the whole piece again. I know there are products available to reduce
sizes (Reducit is one) but I know of nothing to really expand/make
bigger of pieces save remaking the item.

What wax are you using for injection?? There are 100’s of different
formulations with all sorts of different qualities. We generally use
Serria Red in our wax injector as it is hard when cold but flexible
when warm. A few moments in hot water gets the wax warm enough to do
a lot of moving and blowing on it cools it enough to get the movement
to stay. Also with ANY wax, do not have it hotter than necessary as
the hotter it is the more shrinkage you will get upon cooling. Some
of the big, pressurized units actually inject a wax paste rather than
a liquid wax. There are also some “filled” waxes that shrink less but
we have never found one that has all of the qualities of Serria Red
that we like.
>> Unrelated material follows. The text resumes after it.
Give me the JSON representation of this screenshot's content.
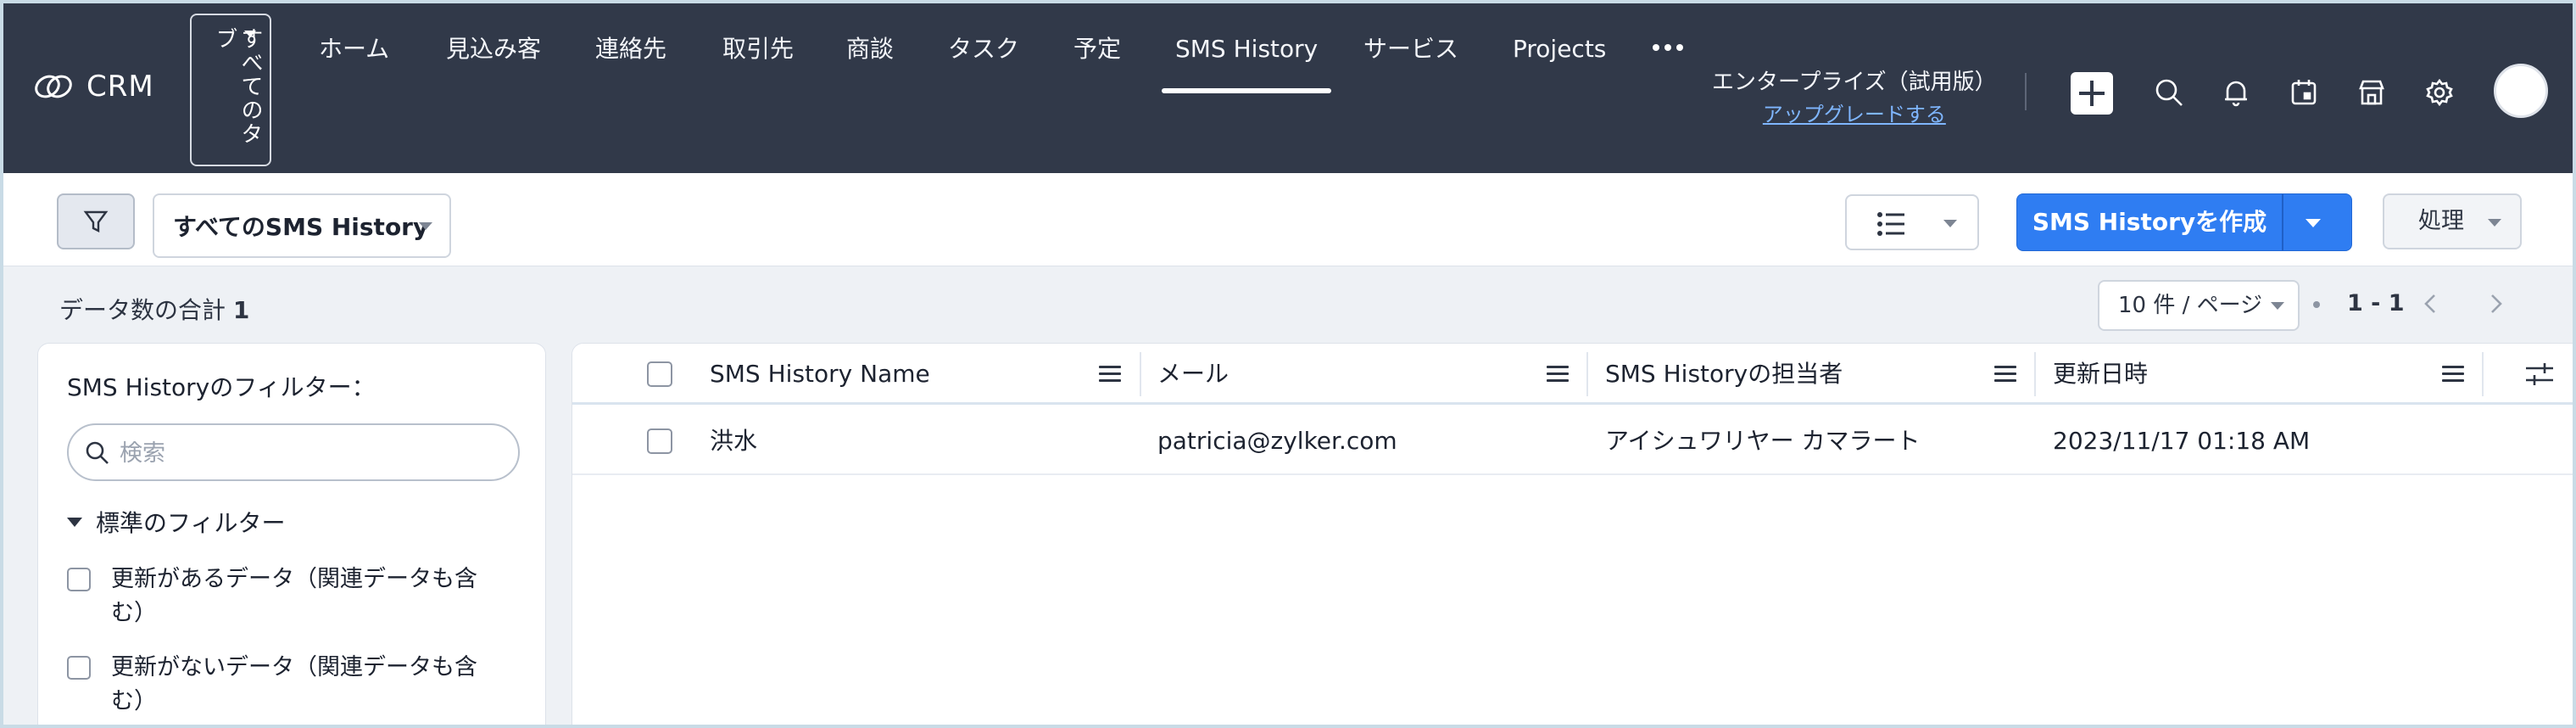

Also, not heating the casting metal more than needed to get it to
cast will give a bit less shrinkage, but you need to have it hot
enough to catch the detail and all of the fine points and the like.
“The right temperature” is something you figure out after a LOT of
casting. I don’t always get it right but getting better all the time.
Life is a continuous learning experience you know!

John Dach
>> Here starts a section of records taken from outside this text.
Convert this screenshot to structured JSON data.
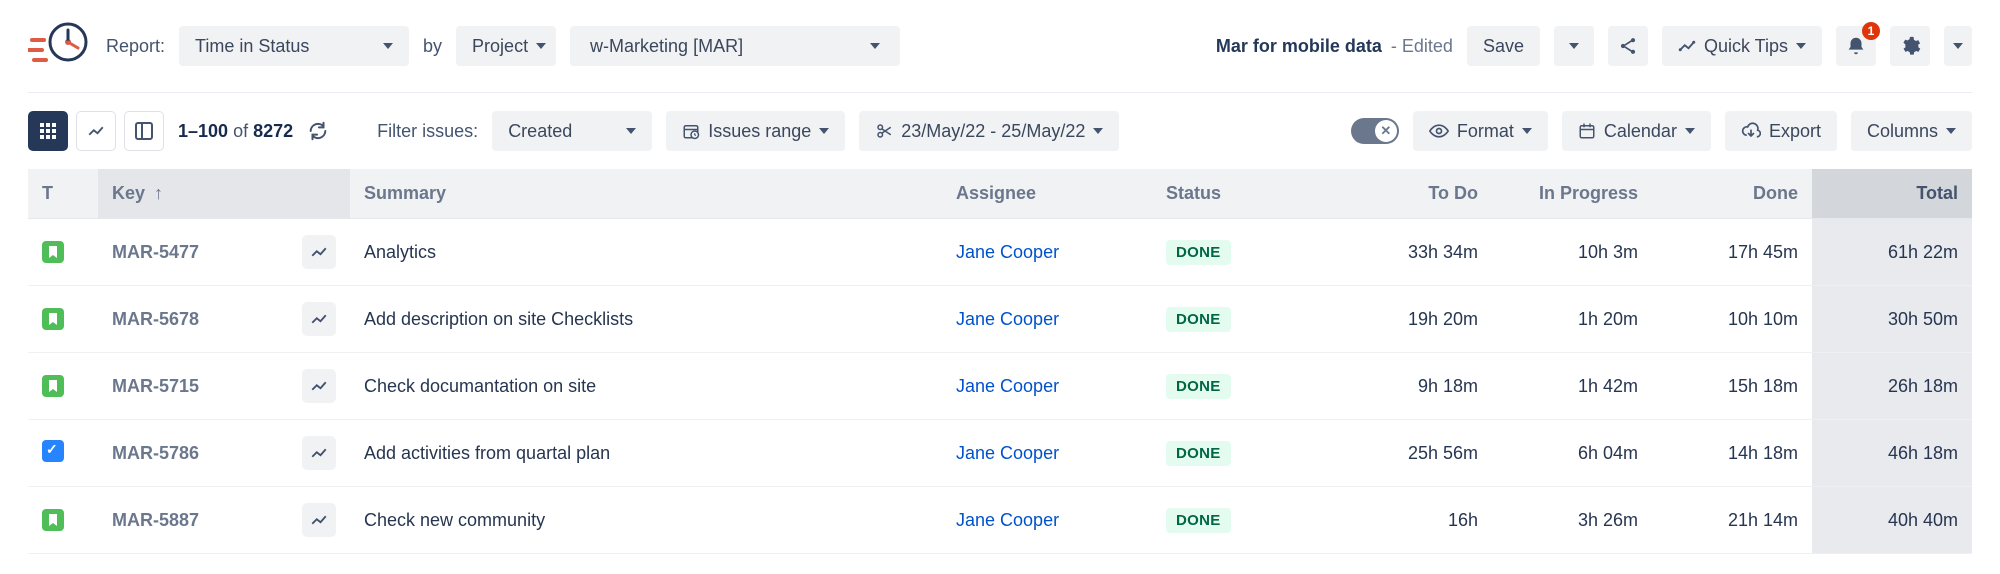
{
  "header": {
    "report_label": "Report:",
    "report_value": "Time in Status",
    "by_label": "by",
    "by_value": "Project",
    "project_value": "w-Marketing [MAR]",
    "saved_name": "Mar for mobile data",
    "saved_suffix": " - Edited",
    "save_label": "Save",
    "quicktips_label": "Quick Tips",
    "bell_count": "1"
  },
  "toolbar": {
    "pagination_range": "1–100",
    "pagination_of": "of",
    "pagination_total": "8272",
    "filter_label": "Filter issues:",
    "filter_value": "Created",
    "issues_range_label": "Issues range",
    "date_range": "23/May/22 - 25/May/22",
    "format_label": "Format",
    "calendar_label": "Calendar",
    "export_label": "Export",
    "columns_label": "Columns"
  },
  "columns": {
    "t": "T",
    "key": "Key",
    "summary": "Summary",
    "assignee": "Assignee",
    "status": "Status",
    "todo": "To Do",
    "in_progress": "In Progress",
    "done": "Done",
    "total": "Total"
  },
  "rows": [
    {
      "type": "story",
      "key": "MAR-5477",
      "summary": "Analytics",
      "assignee": "Jane Cooper",
      "status": "DONE",
      "todo": "33h 34m",
      "in_progress": "10h 3m",
      "done": "17h 45m",
      "total": "61h 22m"
    },
    {
      "type": "story",
      "key": "MAR-5678",
      "summary": "Add description on site Checklists",
      "assignee": "Jane Cooper",
      "status": "DONE",
      "todo": "19h 20m",
      "in_progress": "1h 20m",
      "done": "10h 10m",
      "total": "30h 50m"
    },
    {
      "type": "story",
      "key": "MAR-5715",
      "summary": "Check documantation on site",
      "assignee": "Jane Cooper",
      "status": "DONE",
      "todo": "9h 18m",
      "in_progress": "1h 42m",
      "done": "15h 18m",
      "total": "26h 18m"
    },
    {
      "type": "task",
      "key": "MAR-5786",
      "summary": "Add activities from quartal plan",
      "assignee": "Jane Cooper",
      "status": "DONE",
      "todo": "25h 56m",
      "in_progress": "6h 04m",
      "done": "14h 18m",
      "total": "46h 18m"
    },
    {
      "type": "story",
      "key": "MAR-5887",
      "summary": "Check new community",
      "assignee": "Jane Cooper",
      "status": "DONE",
      "todo": "16h",
      "in_progress": "3h 26m",
      "done": "21h 14m",
      "total": "40h 40m"
    }
  ]
}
#9
There is no way to make it bigger as far as I know. 

Well, John and others, there is a way, but it’s unpredictable…
Electroforming, in essence. There was once a dedicated machine on
the market for boosting the bulk of jewelry models specifically.
I’ve never seen it since, and I doubt it took off in any real way.

Which is to agree with John - technically and theoretically, there
is a wayto boost the bulk of models. Practically speaking, make a
whole new one, it will be easier in the long run.


#10

I use Freeman Aqua wax for injection, how much temperature of the
warm water do you advise to expand the wax pattern ?


#11
There is no way to make it bigger as far as I know. Re working the
wax before casting would be about the only way other than remaking
the whole piece again. I know there are products available to
reduce sizes (Reducit is one) but I know of nothing to really
expand/make bigger of pieces save remaking the item. 

http://www.industrialpolymers.com/water_abs_expanding_urethanes.html

The above may not work too well in this application, but they may
have another solution to the problem. They sent me a business card
made from Hydrospan, throw it into a bucket of water and it gets
bigger.

I can’t find it now but I recall a student expanding a silicon
rubber mould by soaking the mould in something, then re-casting in
resin, then making another mould and expanding that. The objective
was to make a really large from the initial toy car. I’ll post a link
if I ever find it again.

Regards Charles


#12
There is no way to make it bigger as far as I know. Re working the
wax before casting would be about the only way other than remaking
the whole piece again. I know there are products available to
reduce sizes (Reducit is one) but I know of nothing to really
expand/make bigger of pieces save remaking the item. 

I know of one, soak a regular rubber mold in naptha (coleman stove
fuel) and it will swell. Surface quality on injected waxes was not
great or maybe I didn’t try hard enough. And before safety people
jump all over me work outside as much as possible.

jeffD
Demand Designs
Analog/Digital Modelling & Goldsmithing
http://www.gmavt.net/~jdemand